(Data for this exercise)
============================================================

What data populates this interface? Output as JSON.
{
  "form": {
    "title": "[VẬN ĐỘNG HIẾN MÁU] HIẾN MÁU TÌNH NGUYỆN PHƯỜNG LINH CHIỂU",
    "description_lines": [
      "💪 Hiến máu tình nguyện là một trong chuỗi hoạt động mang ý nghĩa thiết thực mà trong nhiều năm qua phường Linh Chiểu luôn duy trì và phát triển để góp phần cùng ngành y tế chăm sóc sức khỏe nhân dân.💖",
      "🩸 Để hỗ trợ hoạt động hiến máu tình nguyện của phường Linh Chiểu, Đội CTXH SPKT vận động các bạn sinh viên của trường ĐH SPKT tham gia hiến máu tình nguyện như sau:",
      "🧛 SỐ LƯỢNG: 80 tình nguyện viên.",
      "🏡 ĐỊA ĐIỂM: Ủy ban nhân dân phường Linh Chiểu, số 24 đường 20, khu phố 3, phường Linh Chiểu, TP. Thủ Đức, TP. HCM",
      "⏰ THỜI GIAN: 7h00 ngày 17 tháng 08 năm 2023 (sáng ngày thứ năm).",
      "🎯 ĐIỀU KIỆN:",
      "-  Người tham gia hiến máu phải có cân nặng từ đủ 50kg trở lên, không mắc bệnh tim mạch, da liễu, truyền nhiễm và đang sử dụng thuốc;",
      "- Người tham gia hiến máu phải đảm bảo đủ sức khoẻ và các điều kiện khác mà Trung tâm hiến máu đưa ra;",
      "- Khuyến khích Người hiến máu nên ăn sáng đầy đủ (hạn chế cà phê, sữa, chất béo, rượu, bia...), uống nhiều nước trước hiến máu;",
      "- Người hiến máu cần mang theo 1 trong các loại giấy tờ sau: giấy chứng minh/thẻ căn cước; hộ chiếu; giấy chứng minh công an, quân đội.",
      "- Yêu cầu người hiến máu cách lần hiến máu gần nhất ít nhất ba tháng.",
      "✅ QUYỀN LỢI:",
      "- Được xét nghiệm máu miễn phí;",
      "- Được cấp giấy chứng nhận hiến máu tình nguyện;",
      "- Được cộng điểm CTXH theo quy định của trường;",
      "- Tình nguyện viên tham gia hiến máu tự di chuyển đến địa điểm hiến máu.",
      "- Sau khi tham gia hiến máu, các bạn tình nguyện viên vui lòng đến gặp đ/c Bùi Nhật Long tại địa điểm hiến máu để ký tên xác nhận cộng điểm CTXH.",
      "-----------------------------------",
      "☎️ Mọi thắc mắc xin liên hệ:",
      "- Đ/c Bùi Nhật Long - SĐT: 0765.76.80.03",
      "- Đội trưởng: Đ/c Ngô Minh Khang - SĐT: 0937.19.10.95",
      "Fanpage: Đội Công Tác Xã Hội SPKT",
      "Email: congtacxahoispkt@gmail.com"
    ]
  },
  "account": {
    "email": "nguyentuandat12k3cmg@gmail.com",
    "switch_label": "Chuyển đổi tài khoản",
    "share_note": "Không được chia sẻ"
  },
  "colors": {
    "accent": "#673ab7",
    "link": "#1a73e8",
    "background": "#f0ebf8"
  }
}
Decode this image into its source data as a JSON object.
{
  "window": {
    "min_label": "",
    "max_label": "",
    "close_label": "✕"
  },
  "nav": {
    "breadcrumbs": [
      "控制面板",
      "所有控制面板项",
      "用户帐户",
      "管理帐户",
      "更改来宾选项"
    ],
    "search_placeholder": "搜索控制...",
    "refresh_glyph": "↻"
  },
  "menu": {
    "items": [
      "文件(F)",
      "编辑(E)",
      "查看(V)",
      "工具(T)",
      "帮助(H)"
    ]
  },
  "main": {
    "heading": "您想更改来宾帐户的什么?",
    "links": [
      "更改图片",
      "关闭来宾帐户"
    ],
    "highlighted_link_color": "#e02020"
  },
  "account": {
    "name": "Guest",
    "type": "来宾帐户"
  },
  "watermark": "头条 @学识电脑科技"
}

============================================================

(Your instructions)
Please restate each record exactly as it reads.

(Response)
What data populates this interface? Output as JSON.
{
  "form": {
    "title": "[VẬN ĐỘNG HIẾN MÁU] HIẾN MÁU TÌNH NGUYỆN PHƯỜNG LINH CHIỂU",
    "description_lines": [
      "💪 Hiến máu tình nguyện là một trong chuỗi hoạt động mang ý nghĩa thiết thực mà trong nhiều năm qua phường Linh Chiểu luôn duy trì và phát triển để góp phần cùng ngành y tế chăm sóc sức khỏe nhân dân.💖",
      "🩸 Để hỗ trợ hoạt động hiến máu tình nguyện của phường Linh Chiểu, Đội CTXH SPKT vận động các bạn sinh viên của trường ĐH SPKT tham gia hiến máu tình nguyện như sau:",
      "🧛 SỐ LƯỢNG: 80 tình nguyện viên.",
      "🏡 ĐỊA ĐIỂM: Ủy ban nhân dân phường Linh Chiểu, số 24 đường 20, khu phố 3, phường Linh Chiểu, TP. Thủ Đức, TP. HCM",
      "⏰ THỜI GIAN: 7h00 ngày 17 tháng 08 năm 2023 (sáng ngày thứ năm).",
      "🎯 ĐIỀU KIỆN:",
      "-  Người tham gia hiến máu phải có cân nặng từ đủ 50kg trở lên, không mắc bệnh tim mạch, da liễu, truyền nhiễm và đang sử dụng thuốc;",
      "- Người tham gia hiến máu phải đảm bảo đủ sức khoẻ và các điều kiện khác mà Trung tâm hiến máu đưa ra;",
      "- Khuyến khích Người hiến máu nên ăn sáng đầy đủ (hạn chế cà phê, sữa, chất béo, rượu, bia...), uống nhiều nước trước hiến máu;",
      "- Người hiến máu cần mang theo 1 trong các loại giấy tờ sau: giấy chứng minh/thẻ căn cước; hộ chiếu; giấy chứng minh công an, quân đội.",
      "- Yêu cầu người hiến máu cách lần hiến máu gần nhất ít nhất ba tháng.",
      "✅ QUYỀN LỢI:",
      "- Được xét nghiệm máu miễn phí;",
      "- Được cấp giấy chứng nhận hiến máu tình nguyện;",
      "- Được cộng điểm CTXH theo quy định của trường;",
      "- Tình nguyện viên tham gia hiến máu tự di chuyển đến địa điểm hiến máu.",
      "- Sau khi tham gia hiến máu, các bạn tình nguyện viên vui lòng đến gặp đ/c Bùi Nhật Long tại địa điểm hiến máu để ký tên xác nhận cộng điểm CTXH.",
      "-----------------------------------",
      "☎️ Mọi thắc mắc xin liên hệ:",
      "- Đ/c Bùi Nhật Long - SĐT: 0765.76.80.03",
      "- Đội trưởng: Đ/c Ngô Minh Khang - SĐT: 0937.19.10.95",
      "Fanpage: Đội Công Tác Xã Hội SPKT",
      "Email: congtacxahoispkt@gmail.com"
    ]
  },
  "account": {
    "email": "nguyentuandat12k3cmg@gmail.com",
    "switch_label": "Chuyển đổi tài khoản",
    "share_note": "Không được chia sẻ"
  },
  "colors": {
    "accent": "#673ab7",
    "link": "#1a73e8",
    "background": "#f0ebf8"
  }
}
Decode this image into its source data as a JSON object.
{
  "window": {
    "min_label": "",
    "max_label": "",
    "close_label": "✕"
  },
  "nav": {
    "breadcrumbs": [
      "控制面板",
      "所有控制面板项",
      "用户帐户",
      "管理帐户",
      "更改来宾选项"
    ],
    "search_placeholder": "搜索控制...",
    "refresh_glyph": "↻"
  },
  "menu": {
    "items": [
      "文件(F)",
      "编辑(E)",
      "查看(V)",
      "工具(T)",
      "帮助(H)"
    ]
  },
  "main": {
    "heading": "您想更改来宾帐户的什么?",
    "links": [
      "更改图片",
      "关闭来宾帐户"
    ],
    "highlighted_link_color": "#e02020"
  },
  "account": {
    "name": "Guest",
    "type": "来宾帐户"
  },
  "watermark": "头条 @学识电脑科技"
}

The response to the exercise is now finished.